In the listing below, find each line with the string "kind" and report it.

**** EXERCISE MATERIAL ****

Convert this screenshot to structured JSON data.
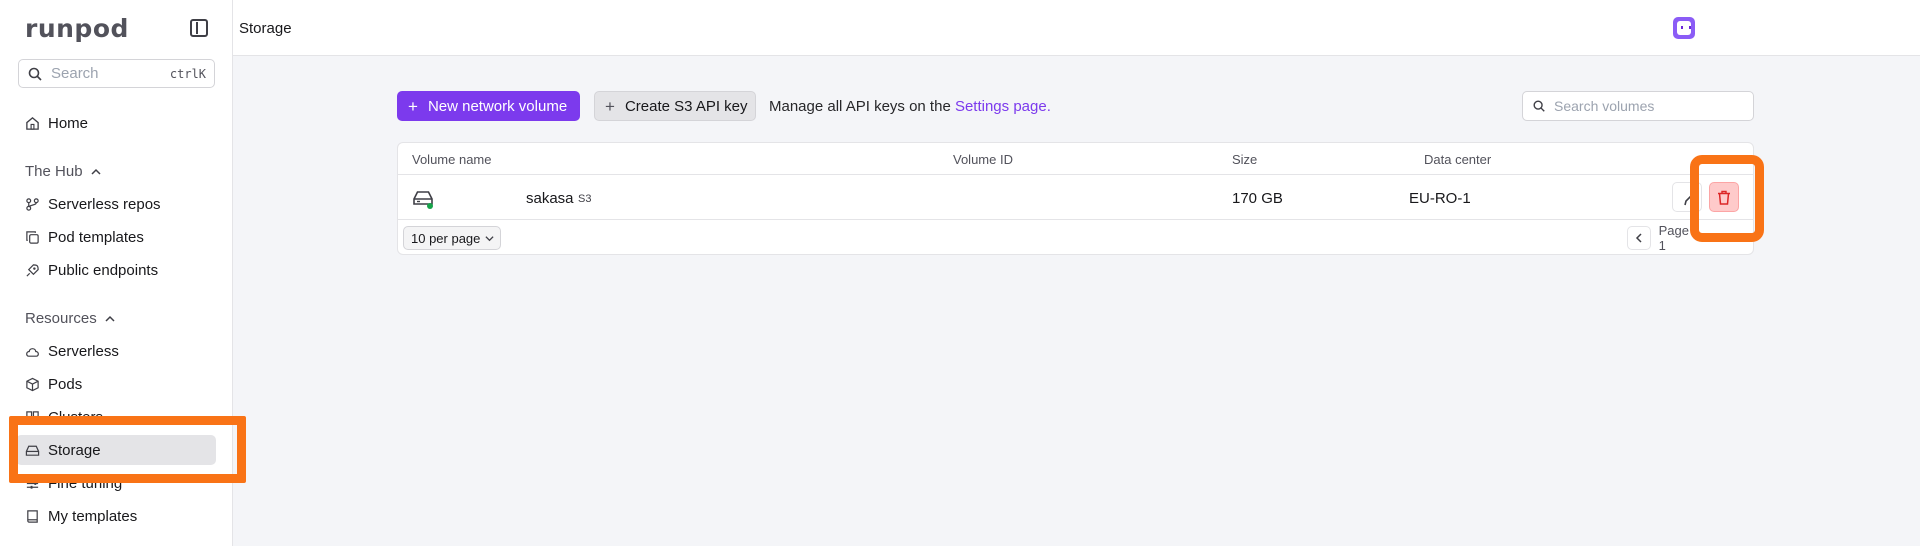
{
  "app": {
    "logo": "runpod",
    "breadcrumb": "Storage"
  },
  "sidebar": {
    "search": {
      "placeholder": "Search",
      "shortcut": "ctrlK"
    },
    "home": "Home",
    "hub_section": "The Hub",
    "hub_items": [
      "Serverless repos",
      "Pod templates",
      "Public endpoints"
    ],
    "resources_section": "Resources",
    "resource_items": [
      "Serverless",
      "Pods",
      "Clusters",
      "Storage",
      "Fine tuning",
      "My templates"
    ],
    "active_item": "Storage"
  },
  "toolbar": {
    "new_volume_label": "New network volume",
    "create_s3_label": "Create S3 API key",
    "manage_text": "Manage all API keys on the ",
    "settings_link": "Settings page.",
    "search_placeholder": "Search volumes"
  },
  "table": {
    "columns": [
      "Volume name",
      "Volume ID",
      "Size",
      "Data center"
    ],
    "rows": [
      {
        "name": "sakasa",
        "tag": "S3",
        "volume_id": "",
        "size": "170 GB",
        "data_center": "EU-RO-1",
        "status": "online"
      }
    ],
    "per_page": "10 per page",
    "page_label": "Page 1"
  },
  "colors": {
    "accent": "#7c3aed",
    "status_online": "#16a34a",
    "delete_bg": "#fecaca",
    "highlight": "#f97316"
  },
  "icons": {
    "home": "home-icon",
    "serverless_repos": "repo-icon",
    "pod_templates": "copy-icon",
    "public_endpoints": "rocket-icon",
    "serverless": "cloud-icon",
    "pods": "cube-icon",
    "clusters": "cluster-icon",
    "storage": "drive-icon",
    "fine_tuning": "sliders-icon",
    "my_templates": "book-icon",
    "delete": "trash-icon",
    "edit": "pencil-icon"
  }
}
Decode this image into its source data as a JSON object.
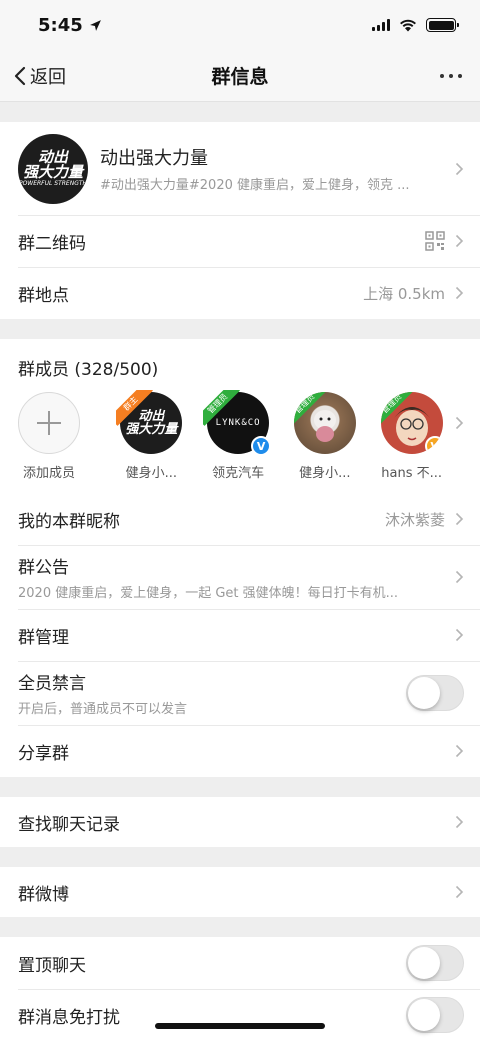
{
  "status_bar": {
    "time": "5:45"
  },
  "nav": {
    "back_label": "返回",
    "title": "群信息"
  },
  "group": {
    "avatar_text_line1": "动出",
    "avatar_text_line2": "强大力量",
    "avatar_text_small": "POWERFUL STRENGTH",
    "name": "动出强大力量",
    "description": "#动出强大力量#2020 健康重启，爱上健身，领克 ..."
  },
  "rows": {
    "qr_label": "群二维码",
    "location_label": "群地点",
    "location_value": "上海 0.5km"
  },
  "members": {
    "title": "群成员 (328/500)",
    "add_label": "添加成员",
    "list": [
      {
        "name": "健身小...",
        "ribbon": "群主",
        "avatar_line1": "动出",
        "avatar_line2": "强大力量",
        "badge": ""
      },
      {
        "name": "领克汽车",
        "ribbon": "管理员",
        "avatar_line1": "LYNK&CO",
        "badge": "V"
      },
      {
        "name": "健身小...",
        "ribbon": "管理员",
        "badge": ""
      },
      {
        "name": "hans 不...",
        "ribbon": "管理员",
        "badge": "V"
      }
    ]
  },
  "settings": {
    "nickname_label": "我的本群昵称",
    "nickname_value": "沐沐紫菱",
    "announcement_label": "群公告",
    "announcement_text": "2020 健康重启，爱上健身，一起 Get 强健体魄！每日打卡有机...",
    "manage_label": "群管理",
    "mute_all_label": "全员禁言",
    "mute_all_sub": "开启后，普通成员不可以发言",
    "mute_all_on": false,
    "share_label": "分享群",
    "search_history_label": "查找聊天记录",
    "weibo_label": "群微博",
    "pin_label": "置顶聊天",
    "pin_on": false,
    "dnd_label": "群消息免打扰",
    "dnd_on": false
  },
  "colors": {
    "owner_ribbon": "#f57e21",
    "admin_ribbon": "#2fae3d",
    "blue_badge": "#1f8ceb",
    "gold_badge": "#f5a623"
  }
}
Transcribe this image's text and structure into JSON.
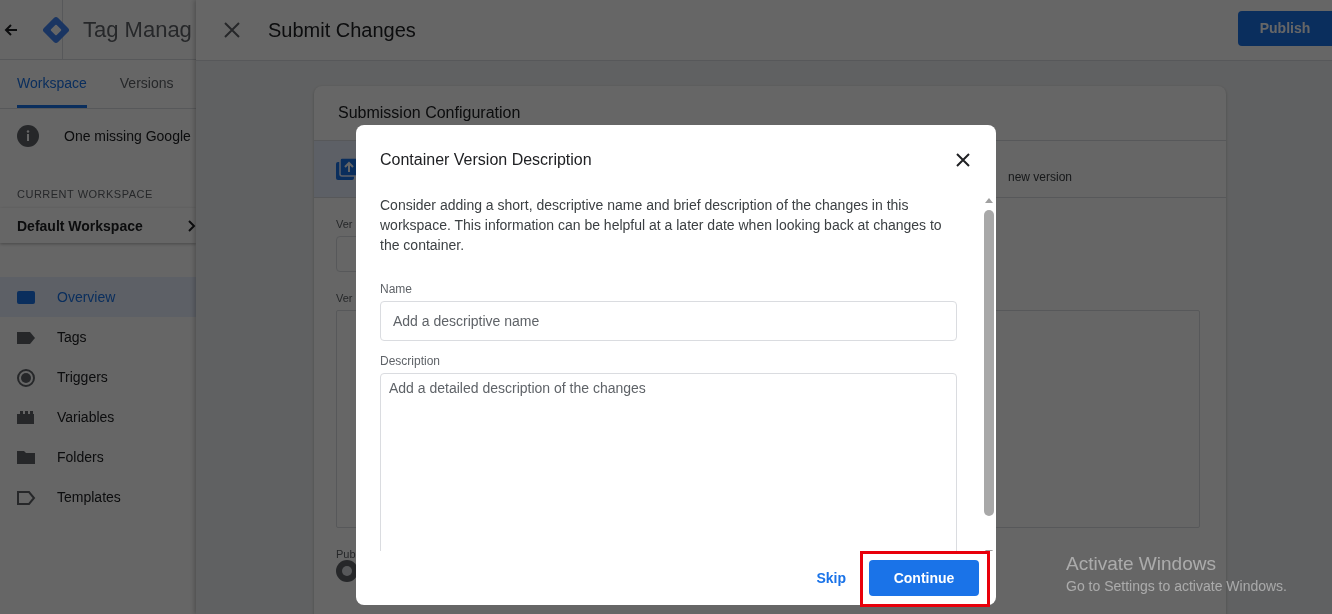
{
  "sidebar": {
    "app_title": "Tag Manag",
    "tabs": [
      {
        "label": "Workspace",
        "selected": true
      },
      {
        "label": "Versions",
        "selected": false
      }
    ],
    "notice": "One missing Google",
    "workspace_heading": "CURRENT WORKSPACE",
    "workspace": "Default Workspace",
    "nav": [
      {
        "label": "Overview",
        "kind": "overview",
        "selected": true
      },
      {
        "label": "Tags",
        "kind": "tags",
        "selected": false
      },
      {
        "label": "Triggers",
        "kind": "triggers",
        "selected": false
      },
      {
        "label": "Variables",
        "kind": "variables",
        "selected": false
      },
      {
        "label": "Folders",
        "kind": "folders",
        "selected": false
      },
      {
        "label": "Templates",
        "kind": "templates",
        "selected": false
      }
    ]
  },
  "header": {
    "title": "Submit Changes",
    "publish": "Publish"
  },
  "card": {
    "title": "Submission Configuration",
    "option_text": "new version",
    "label_1": "Ver",
    "label_2": "Ver",
    "label_3": "Pub"
  },
  "dialog": {
    "title": "Container Version Description",
    "intro": "Consider adding a short, descriptive name and brief description of the changes in this workspace. This information can be helpful at a later date when looking back at changes to the container.",
    "name_label": "Name",
    "name_placeholder": "Add a descriptive name",
    "description_label": "Description",
    "description_placeholder": "Add a detailed description of the changes",
    "skip": "Skip",
    "continue": "Continue"
  },
  "windows_notice": {
    "title": "Activate Windows",
    "subtitle": "Go to Settings to activate Windows."
  }
}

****

WRITTEN SOLUTION »
        "kind": "overview",
        "kind": "tags",
        "kind": "triggers",
        "kind": "variables",
        "kind": "folders",
        "kind": "templates",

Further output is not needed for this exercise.